Visitors to Muirfield are in for a treat as the club is amazing. My first error was driving through their entrance gate with my rental car and totally embarrassing myself. See directions and location down below so you don't make the same mistake. Visitor days are only Tuesday and Thursdays and the 1st tee is setup for two balls and the 10th tee is for fourballs. Green fees for 2010 were 185 GBP (roughly $300 US) - this is a major deterrent and keeps many golfers away. We figured the cost was part of the experience and bit the bullet. Out of all the courses we played in Scotland, I would say that only Kingsbarns was in the same league as Muirfield. Muirfield Golf Course was everything we wanted and more. Besides the formal atmosphere at the club (which is not what most Americans want), everything else was just great. Booking tee times online is easy and very convenient versus what you have to do to get a time at St. Andrews and the Old Course.
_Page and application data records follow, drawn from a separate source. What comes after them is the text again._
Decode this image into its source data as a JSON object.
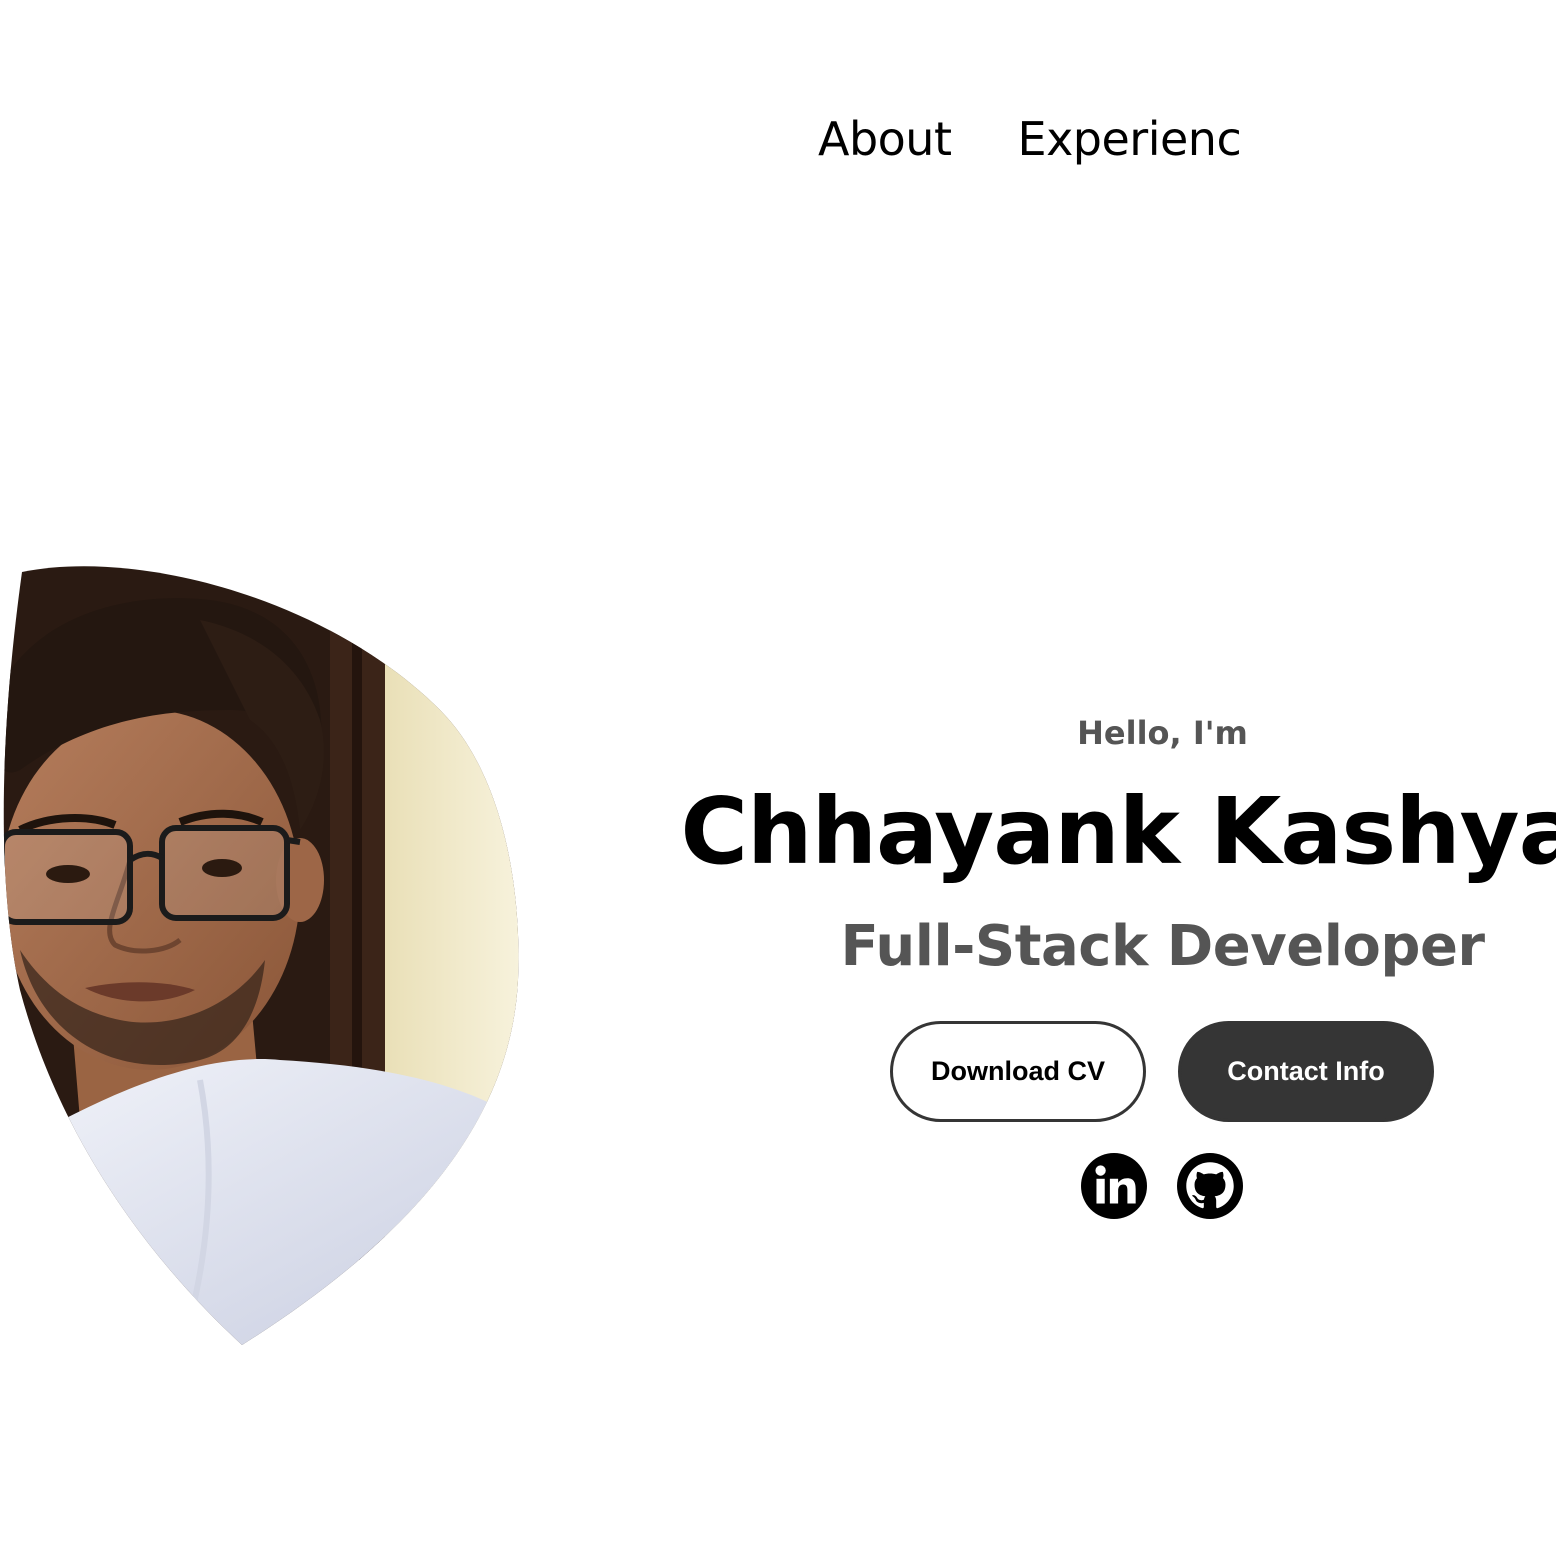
{
  "nav": {
    "links": [
      {
        "label": "About"
      },
      {
        "label": "Experience"
      }
    ]
  },
  "profile": {
    "image_alt": "Profile picture"
  },
  "hero": {
    "greeting": "Hello, I'm",
    "name": "Chhayank Kashyap",
    "title": "Full-Stack Developer"
  },
  "buttons": {
    "download_cv": "Download CV",
    "contact_info": "Contact Info"
  },
  "social": {
    "linkedin_icon": "linkedin-icon",
    "github_icon": "github-icon"
  },
  "colors": {
    "background": "#ffffff",
    "text": "#000000",
    "muted_text": "#555555",
    "button_dark": "#353535",
    "button_text_light": "#ffffff"
  }
}
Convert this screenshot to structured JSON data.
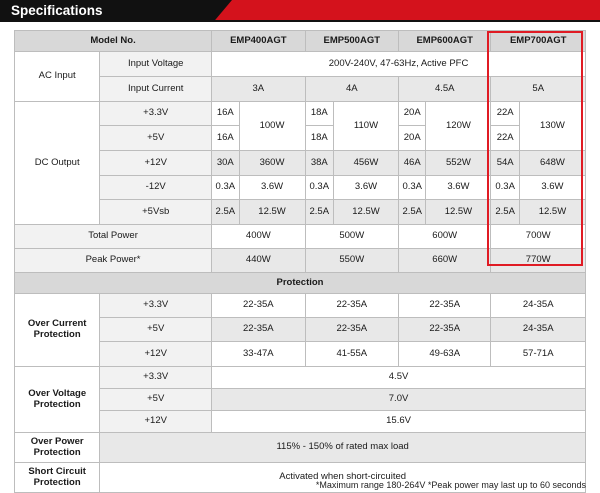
{
  "header": {
    "title": "Specifications"
  },
  "columns": {
    "model_label": "Model No.",
    "models": [
      "EMP400AGT",
      "EMP500AGT",
      "EMP600AGT",
      "EMP700AGT"
    ]
  },
  "ac_input": {
    "label": "AC Input",
    "voltage_label": "Input Voltage",
    "voltage_value": "200V-240V, 47-63Hz, Active PFC",
    "current_label": "Input Current",
    "currents": [
      "3A",
      "4A",
      "4.5A",
      "5A"
    ]
  },
  "dc_output": {
    "label": "DC Output",
    "rails": [
      "+3.3V",
      "+5V",
      "+12V",
      "-12V",
      "+5Vsb"
    ],
    "r33_amps": [
      "16A",
      "18A",
      "20A",
      "22A"
    ],
    "r5_amps": [
      "16A",
      "18A",
      "20A",
      "22A"
    ],
    "combined_watts": [
      "100W",
      "110W",
      "120W",
      "130W"
    ],
    "r12_amps": [
      "30A",
      "38A",
      "46A",
      "54A"
    ],
    "r12_watts": [
      "360W",
      "456W",
      "552W",
      "648W"
    ],
    "rm12_amps": [
      "0.3A",
      "0.3A",
      "0.3A",
      "0.3A"
    ],
    "rm12_watts": [
      "3.6W",
      "3.6W",
      "3.6W",
      "3.6W"
    ],
    "r5sb_amps": [
      "2.5A",
      "2.5A",
      "2.5A",
      "2.5A"
    ],
    "r5sb_watts": [
      "12.5W",
      "12.5W",
      "12.5W",
      "12.5W"
    ]
  },
  "total_power": {
    "label": "Total Power",
    "values": [
      "400W",
      "500W",
      "600W",
      "700W"
    ]
  },
  "peak_power": {
    "label": "Peak Power*",
    "values": [
      "440W",
      "550W",
      "660W",
      "770W"
    ]
  },
  "protection": {
    "title": "Protection",
    "ocp": {
      "label": "Over Current Protection",
      "rails": [
        "+3.3V",
        "+5V",
        "+12V"
      ],
      "r33": [
        "22-35A",
        "22-35A",
        "22-35A",
        "24-35A"
      ],
      "r5": [
        "22-35A",
        "22-35A",
        "22-35A",
        "24-35A"
      ],
      "r12": [
        "33-47A",
        "41-55A",
        "49-63A",
        "57-71A"
      ]
    },
    "ovp": {
      "label": "Over Voltage Protection",
      "rails": [
        "+3.3V",
        "+5V",
        "+12V"
      ],
      "values": [
        "4.5V",
        "7.0V",
        "15.6V"
      ]
    },
    "opp": {
      "label": "Over Power Protection",
      "value": "115% - 150% of rated max load"
    },
    "scp": {
      "label": "Short Circuit Protection",
      "value": "Activated when short-circuited"
    }
  },
  "footnote": "*Maximum range 180-264V  *Peak power may last up to 60 seconds",
  "colors": {
    "accent": "#d4121c",
    "highlight": "#e01b24",
    "header_bg": "#d8d8d8"
  }
}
For Muirfield, they have an online calendar which shows available tee times for the Tuesdays and Thursdays. You can apply online and if there is a slot open, most likely you will get it. Peak season (May to September) calls for harder to get tee times, but they are available. We played in April and it was rather easy to get the time we wanted. They take credit card payment via the website/email and send you a confirmation # that you print out. When we showed up at the golf course, they take the lead golfer into the building where you sign the official docket - saying that you played there. A nice woman named Alice set us up with our stroke savers (yardage books as we call them in the US) and off we went. The starter was nice and told us some basic course knowledge and set us off on the adventure.

Muirfield Golf Course Location - Directions:

Muirfield is off in it's own little region, east of Edinburgh and just at the end of the town called Gullane. It's not easy to find since there are no big signs even as you get close. The private club is very unassuming and therefore you need to pay attention to the directions. The Muirfield website says - take the last left in town as you exit Gullane (coming from the Edinburgh direction). They claim there is a road sign for Duncur Road, but everyone in our group agreed there is no road name evident anywhere. The road says "private road", so as a first time visitor we were all a little apprehensive about going down. You come to a car park which is small and more like a covered carport area. Ahead of that is the small gate that lets you into Muirfield. I drove through the open gate - which is a total no no and the starter told me so. They want you to park in the car park and then walk with your clubs down to the side gate and have them open it for you. All a bit pretentious and hidden for my blood, but it did work out. From Edinburgh it took us about 35 minutes to get there. The roads were easy to follow, but don't expect signs that point you towards Muirfield golf links. Google map it or just make it a point to turn at your last left as you leave the town of Gullane. The club is down there.